Fri, 30 Nov 2001

Italy lends $10 million to help Aprisindo

Dadan Wijaksana, The Jakarta Post, Jakarta

The Italian government has agreed to provide a US$10 million soft loan to the Indonesian Footwear Association (Aprisindo) for the development of a training center to improve the skills of Indonesian shoemakers and the quality of their export products.

Italian Ambassador to Indonesia Alessandro Merola said on Thursday that the training center was expected to start operating at the beginning of 2003.

He said that the center would be located in the East Java town of Sidoardjo and would be named the Indonesian Footwear Service Center (IFSC).

"We hope that the local administration in Sidoardjo will start building the center in September or October next year so that, if we're lucky, the center will commence operations in early 2003," Merola said on the sidelines of a one-day conference for the Indonesian footwear industry.

The center will provide training to Indonesian shoemakers with some of the trainers coming from Italy, which has long been regarded as one of the world's best shoe manufacturers.

It is expected that the IFSC will be actively used by the Italian footwear industry to promote technology and design capabilities, as well as promoting any form of cooperation sought with Indonesian counterparts.

Merola said that Aprisindo would permanently take charge of the center in its fourth year of operation.

"We will operate the center for the first three years under Italian assistance, where we will undertake training of the trainers," the ambassador said.

Aprisindo praised the agreement as a positive step toward a better future for the industry, saying the world-class training programs would provide the country's shoemakers with the skills required to play a bigger role in the international market.

"I'm glad that the deal has finally been made," Antonius Tardia, an Aprisindo official said, adding that the association had been negotiating the deal with the Italians since 1996.

The deal comes at a time when the country's footwear sector has been severely hit by the global economic downturn, with many analysts predicting that the global economy is on the brink of a full-blown recession.

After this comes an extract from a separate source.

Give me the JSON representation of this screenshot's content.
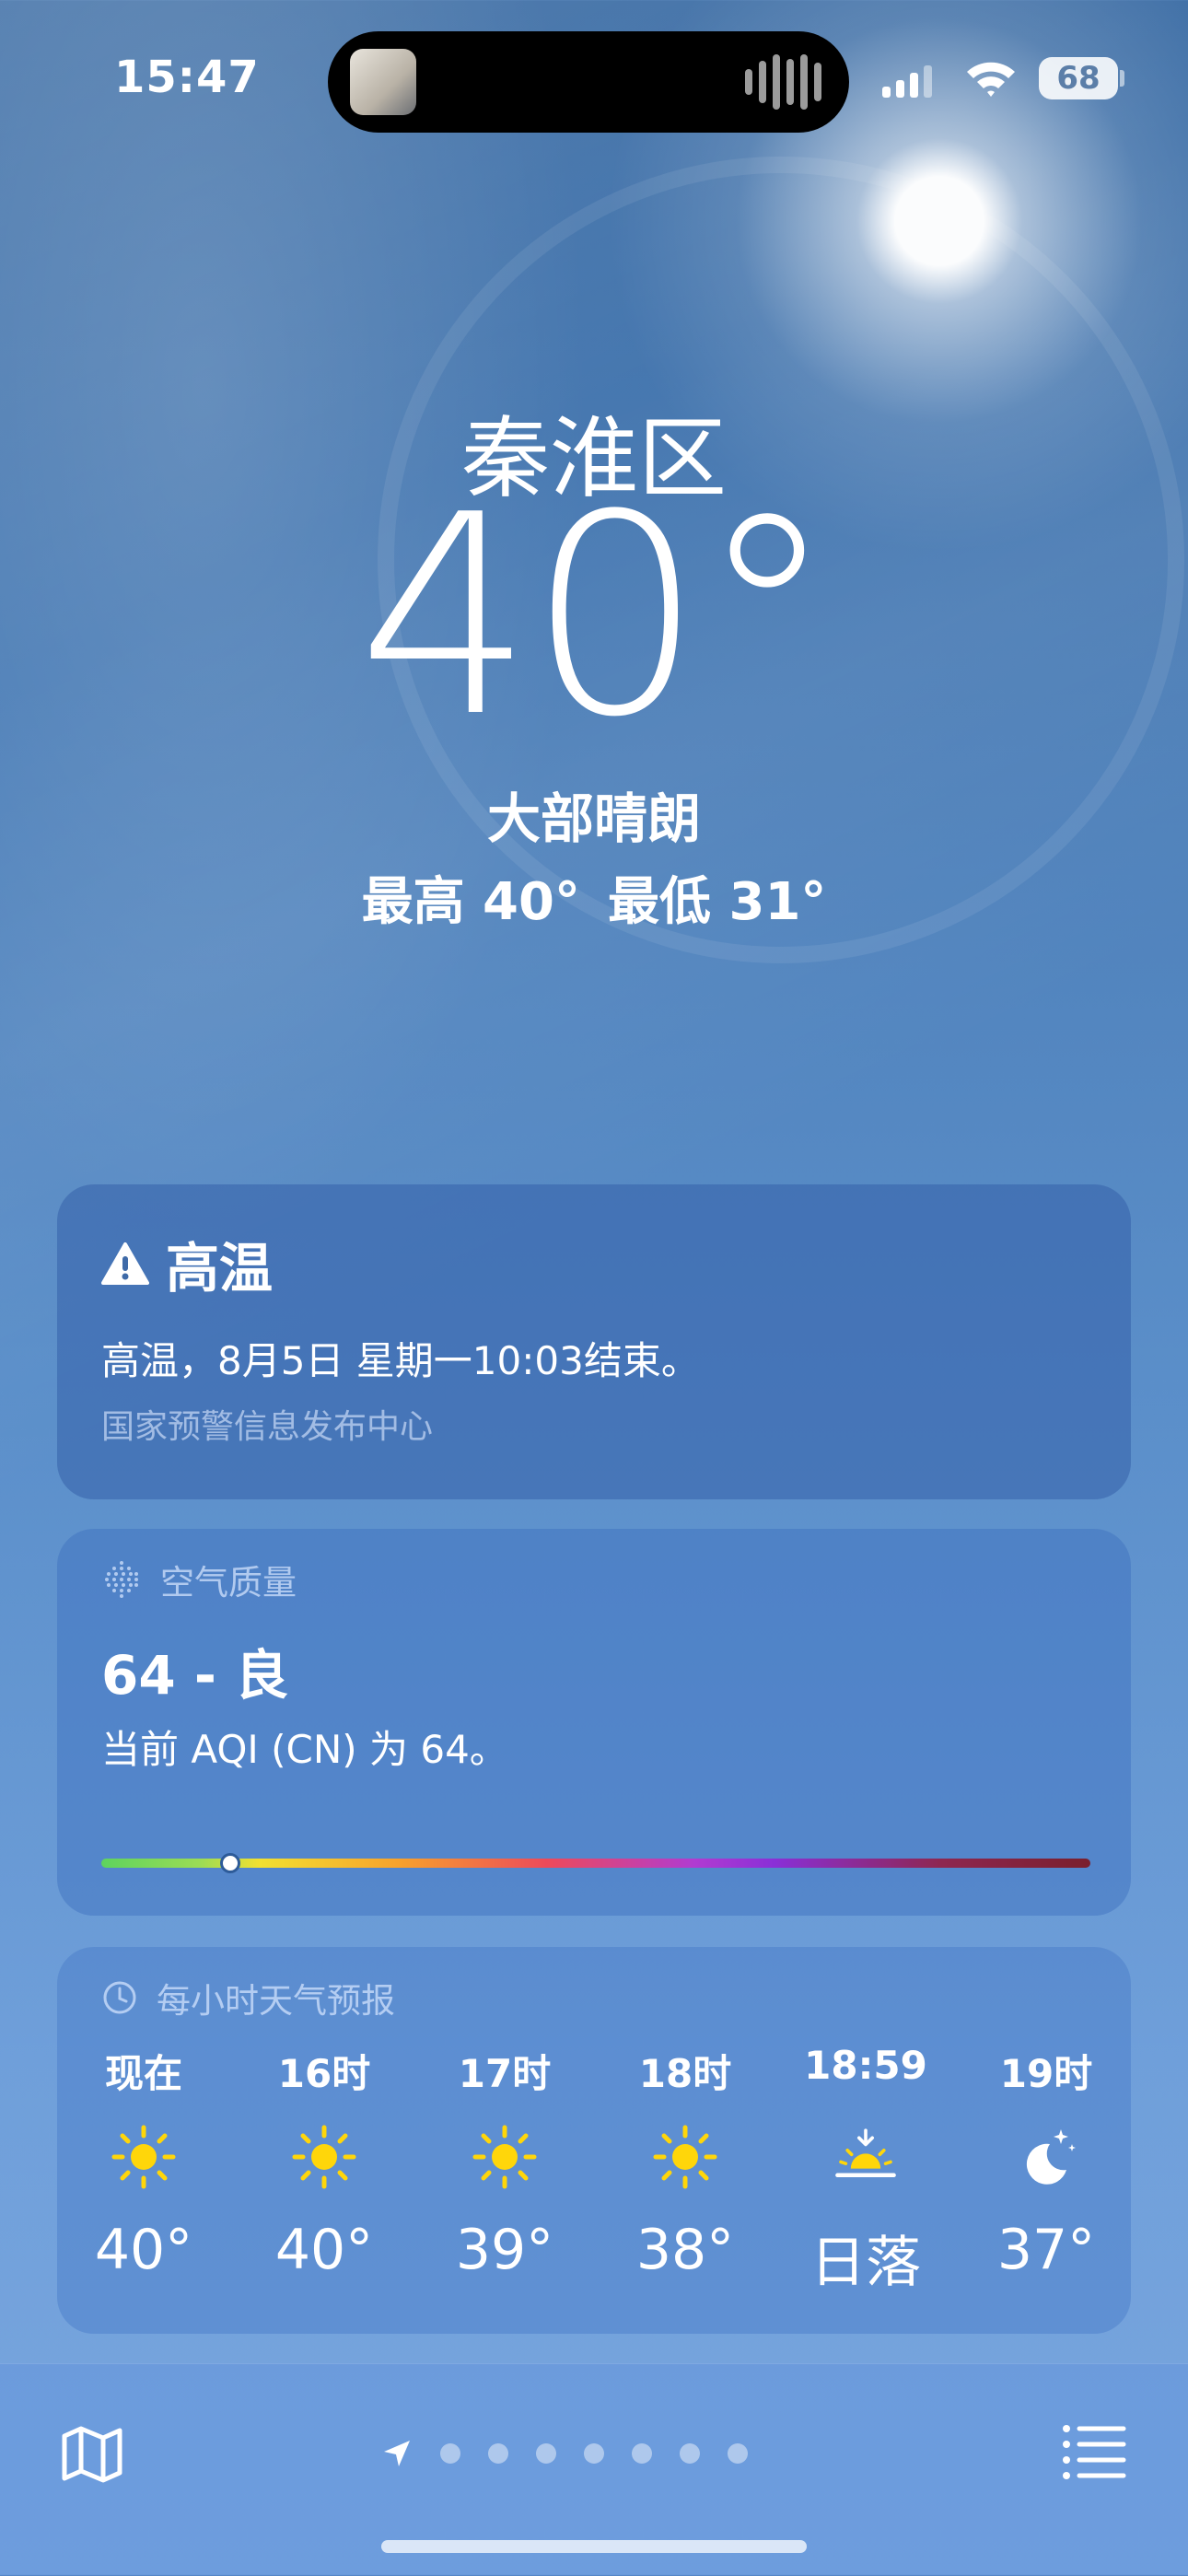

The association earlier warned of a 10 percent drop in exports for this year.

In 2000, Indonesia's total shoe exports worldwide were 217 million pairs, valued at $1.7 million.